By Yvette Hollings.
When your Dad’s birthday just happens to fall on the first day of the first ever day/night Test match, there’s only one course of action for a cricket tragic really.
Me, three months ago: “Hey Dad, how about a birthday trip to Adelaide for the Test?”
Dad, non-committal: “Aw yeah, maybe …” (Mum behind him: grinning and nodding)
Me, two hours later: “Right, we’re all booked then!”
Approaching the Adelaide Oval just before 2pm, part of a stream of people crossing the footbridge over the Torrens, I had a growing sense of just how special the day might be. There was a palpable buzz in the air and heightened sense of anticipation; even from Mum who isn’t all that interested in cricket but was keen to come along with us for the occasion.
As a rule we’re a late-running family, and as such couldn’t break habits for this momentous day; we missed the toss, the anthems, the first ball, and the first two overs in fact. However, we were greeted onto the Level 1 concourse by the roar accompanying the first wicket to fall; Guptill lbw to Hazelwood before we had even found our seats.

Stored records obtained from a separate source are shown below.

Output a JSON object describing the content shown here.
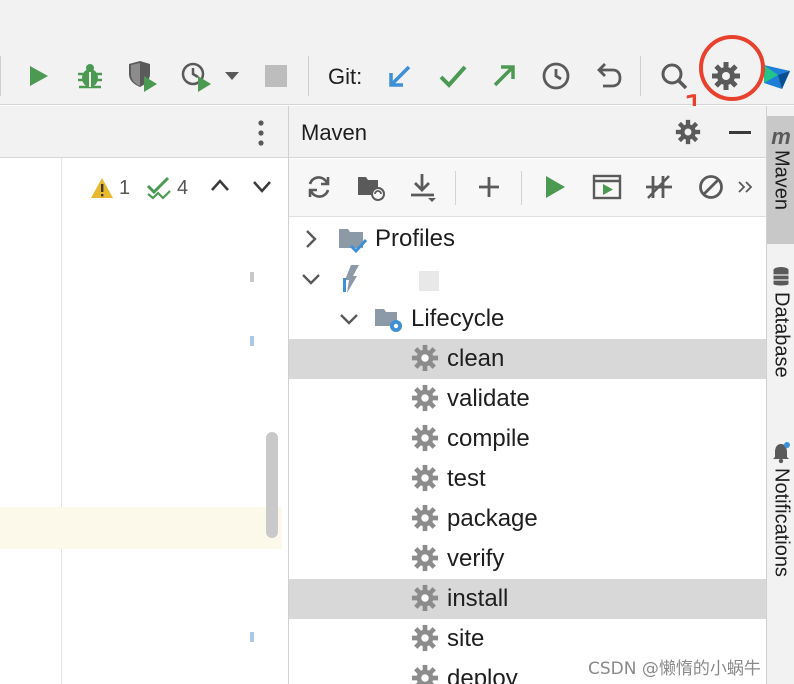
{
  "toolbar": {
    "git_label": "Git:",
    "annotation_number": "1",
    "icons": [
      "run-icon",
      "debug-icon",
      "coverage-icon",
      "profile-icon",
      "dropdown-icon",
      "stop-icon",
      "git-update-icon",
      "git-commit-icon",
      "git-push-icon",
      "history-icon",
      "rollback-icon",
      "search-icon",
      "settings-icon",
      "jetbrains-logo-icon"
    ]
  },
  "editor": {
    "warnings_count": "1",
    "checks_count": "4"
  },
  "maven": {
    "title": "Maven",
    "tree": {
      "profiles": "Profiles",
      "lifecycle": "Lifecycle",
      "phases": [
        "clean",
        "validate",
        "compile",
        "test",
        "package",
        "verify",
        "install",
        "site",
        "deploy"
      ],
      "selected": [
        "clean",
        "install"
      ]
    }
  },
  "right_strip": {
    "tabs": [
      "Maven",
      "Database",
      "Notifications"
    ]
  },
  "watermark": "CSDN @懒惰的小蜗牛",
  "colors": {
    "run_green": "#4c9a52",
    "git_blue": "#3d8fd6",
    "annotation_red": "#e8412e",
    "selection_gray": "#d8d8d8"
  }
}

It set the tone for a fabulous first day that followed: finally a fair battle between bat and ball, after the monotonous record-breaking bat-fests that were the first two Tests in this series. For both Mum and Dad, it was their first experience of live Test cricket, and I don’t think they could have had a better introduction.
There was plenty of action to keep the record crowd of 47,441 people who poured into the Oval over the course of the day entertained: 12 wickets for the day; a spectacular crowd catch from a magnificent Southee-struck six; a comedic attempt by one of the boundary rider security men to return a ball to the field of play; a couple of good solid Test batting spells that made the bowlers and fielders toil hard; Siddle’s 200th wicket (how great is it to see him back in the team where he belongs?); and a furious Mitch Starc spell that broke the New Zealand middle order but which ended with his withdrawal from the field injured, and as we later learned, out of action for six weeks at least.
I didn’t see one Mexican Wave attempt, or even a beer snake; a few beach balls bouncing around down in the general admission area and that was it. Mum only fell asleep a half dozen times in the middle session. You can’t ask much more than that.
It’s difficult to say yet whether this is a difficult pitch for batting, or whether New Zealand simply didn’t make the most of finally winning the toss and getting first chance to pile on the runs. And yet, I think most would have to agree this ground, with the very special treatment it’s been given to ensure the success of this historic match, is giving an advantage to the bowlers – certainly far more than we’ve seen in recent Tests in this country. I for one think that it’s great for the game.
On top of all this, there was that spectacular sunset, as the lights came into prominence for the first time on a field of international players in white. And yet, the pink ball still outshone even the dramatic hues of red, orange, yellow, purple and pink we glimpsed over the stands and tree-tops, and which filled the big screens between balls.
Seriously, how pink was that ball? It was almost luminescent on the big screen under lights, and I think it enjoyed its day in the limelight. Interesting how much better it performed than the woeful 27 red kookaburras we saw at the Perth Test two weeks ago. I’m never one to go for conspiracy theories normally, but that performance even has me wondering.
I can’t say for sure if it’s the day/night effect – this is my first experience of Adelaide Oval after all – but the thing I noticed straight away was a constant hum of noise and chatter, a real sense that we were part of a large crowd here for a significant event. The usual pattern observed so far in my experience is that session one is a time for hushed chatter, polite clapping, a bit of a shout should there be a wicket, and not much more. As the day progresses of course, the crowd usually gets noisier – the beer factor.
Yesterday though, it was as if the crowd had conscientiously done its own warming up, ready to greet the 2pm start of play with the same level of noise that would normally greet the corresponding middle of session two on a regular Test match day.
And yet, the other thing I observed was a fabulous friendliness and good natured humour about the whole day, both inside and outside the Oval. We didn’t see any serious security incidents, obnoxious drunkenness, stroppiness, or anything of the sort.
Even at the end of day’s play, after a long walk to our bus stop where we found ourselves waiting with a sizeable crowd as crammed buses passed with no room to take on more passengers, everyone was patient, considerate, and relatively untroubled by the whole experience. One old man started singing as we waited – a slow, unfamiliar song, almost operatic in feel though it sounded more like an old cultural tune, perhaps even a song line – and it stopped all the conversations, drawing a round of applause when he finished.
So yes, Australia, New Zealand and the City of Adelaide have combined forces to create a memorable historic first day/night Test, every bit the fitting birthday treat for Dad (and me!) that I had hoped for. If yesterday’s performance and the crowd response is anything to go by, I feel certain this will be only the start for cricket’s latest innovation.
Yvette is a self confessed cricket tragic and as such fits perfectly into the CFUtd family. Yvette also has her own cricket blog that you can check out, and we are thankful that she was in the thick of the action at Adelaide. You can read more of Yvette’s blogs at www.cricketexplorer.wordpress.com